|Fig. 4 – Some sensors eliminate linear output stages and communicate directly with a microcontroller in digital format. These are typically more costly than the simple transducer based linear sensor.|
Another thing to keep in mind with sensors is that not all linear sensors are truly linear. For example, an ambient light sensor like the ALS-PDIC243-3B exhibits a very linear response with current compared to light level (See Fig. 2A). Conversely, an air mass flow rate sensor like the D6F-P0010A has a curved output voltage response as flow rate varies (See Fig. 2B). Here software techniques like curve fitting algorithms or lookup tables can be the easiest methods for improving accuracy.
There are single-ended and differential types of sensor amplifiers. A single-ended sensor is usually referenced to ground. A differential sensor amplifier amplifies the difference between two terminals. Both have their place, and both have their advantages and disadvantages. In this design, we will use single-ended sensor interface techniques because it is simpler at the start. (Keep an eye on future installments when we delve into differential sensors and sensors that can operate well beyond the voltage limits of the Op-Amps and power supplies we use.)
Important is the fact that some sensors can create voltage levels that can damage electronics. For example, we can bias the thermistor or ambient light level sensors to operate only in a safe voltage range that cannot damage the circuitry. But sensors like the AB3529BF or the APS2509S-T-R are piezo electric. They will play nicely when used in a controlled range. It is not uncommon, however, for shock sensors to put out a 100-volt spike, for example.
This means that some sort of protections will be built in to protect the sensitive electronics. We also want to protect from negative voltages that can also damage sensitive circuits.
We also want to get as much range and accuracy from our sensors as possible. This means clever biasing, offsetting, and amplifying the often weak signals that come from our sensors. In the case of the high-voltage piezo, it can also mean attenuating and current limiting.
Finally, we want a way that we can calibrate our sensors.
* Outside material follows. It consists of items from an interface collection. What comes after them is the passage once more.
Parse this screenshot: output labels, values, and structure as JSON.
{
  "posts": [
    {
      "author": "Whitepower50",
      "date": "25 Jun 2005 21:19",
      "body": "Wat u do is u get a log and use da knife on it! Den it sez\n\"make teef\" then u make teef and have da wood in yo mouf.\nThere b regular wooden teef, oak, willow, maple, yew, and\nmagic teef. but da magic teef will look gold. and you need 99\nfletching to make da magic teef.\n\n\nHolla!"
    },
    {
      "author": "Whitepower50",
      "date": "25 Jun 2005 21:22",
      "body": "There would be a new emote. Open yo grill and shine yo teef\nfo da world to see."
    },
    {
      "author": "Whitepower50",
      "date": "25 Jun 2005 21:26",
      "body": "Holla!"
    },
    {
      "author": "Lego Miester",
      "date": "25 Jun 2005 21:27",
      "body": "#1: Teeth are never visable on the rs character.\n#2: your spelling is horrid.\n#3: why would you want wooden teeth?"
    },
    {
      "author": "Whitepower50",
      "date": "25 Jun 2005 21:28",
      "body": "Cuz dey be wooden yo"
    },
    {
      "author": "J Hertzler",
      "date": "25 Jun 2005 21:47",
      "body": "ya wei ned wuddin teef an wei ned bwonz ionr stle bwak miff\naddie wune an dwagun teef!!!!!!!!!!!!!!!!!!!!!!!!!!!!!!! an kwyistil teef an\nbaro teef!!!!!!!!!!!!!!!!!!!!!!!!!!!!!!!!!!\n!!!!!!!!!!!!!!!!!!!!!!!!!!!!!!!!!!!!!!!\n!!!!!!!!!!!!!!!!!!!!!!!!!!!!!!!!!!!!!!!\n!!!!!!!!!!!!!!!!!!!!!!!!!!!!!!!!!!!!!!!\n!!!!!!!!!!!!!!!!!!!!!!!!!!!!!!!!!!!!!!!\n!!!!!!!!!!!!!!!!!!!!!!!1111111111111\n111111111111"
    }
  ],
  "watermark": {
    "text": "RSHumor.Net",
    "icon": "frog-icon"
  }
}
This means we can build more than one and they will behave the same way. It also means that we can conform to standards. A resistance meter would not be very useful if each resistance meter gave you a different reading.
Integrated vs. Discrete
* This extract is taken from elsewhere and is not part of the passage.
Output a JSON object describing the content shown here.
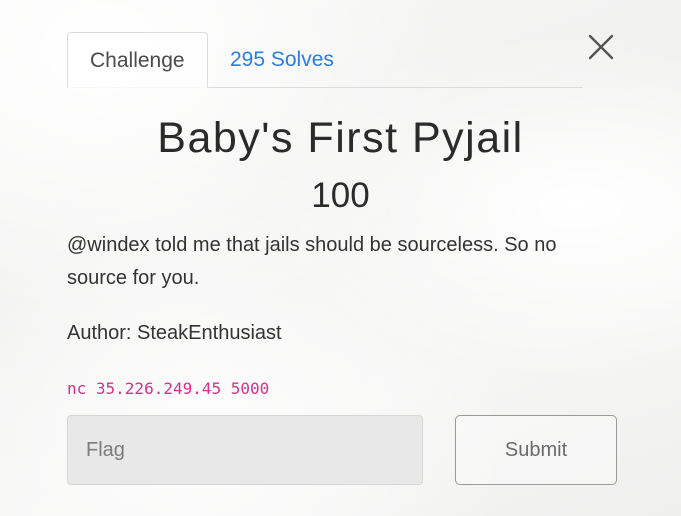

Our design can use two classes of analog sensors – discrete or integrated. The discrete types of sensing elements like photo cells have characteristic transfer curves of their performance. They are just sensor materials that exhibit a linear electrical response that we need to adapt to our applications. The other types are active sensors that incorporate circuits inside the sensor to improve performance or linearity.
An example of this type of sensor is the 5962-8757103YA, which is more than just a transducer. It contains active circuitry (See Fig. 3A) that helps to linearize and improve the accuracy. Active sensors may also carry with them the need to supply power and ground.
A good example of a powered sensor is the AD22100KRZ active temperatures sensor (See Fig. 3B). This is a monolithic temperatures sensor with on-chip signal conditioning, which performs linearization to better than + / – 1% across the full scale range. Its output is an analog voltage and, as such, can take advantage of our board.
A third type of active sensor does not need our board. An example of this sensor is the TMP006AIYZFR – an integrated contact-less thermo-pile infrared temperature sensor. This absorbs infrared energy emitted from an object based on its temperature. Note the SCL and SDA outputs. This is accessible directly over a SMBus serial data link so that no analog interfacing is needed (See Fig. 4).
Since the non active sensors are usually very low cost compared with the higher priced active sensors, our board will let us interface to and build boards with the lower cost passive types of linear sensors. This also allows us to develop and create our own sensors for things like liquid level detection, which can have different characteristics depending on the types of liquids we are measuring.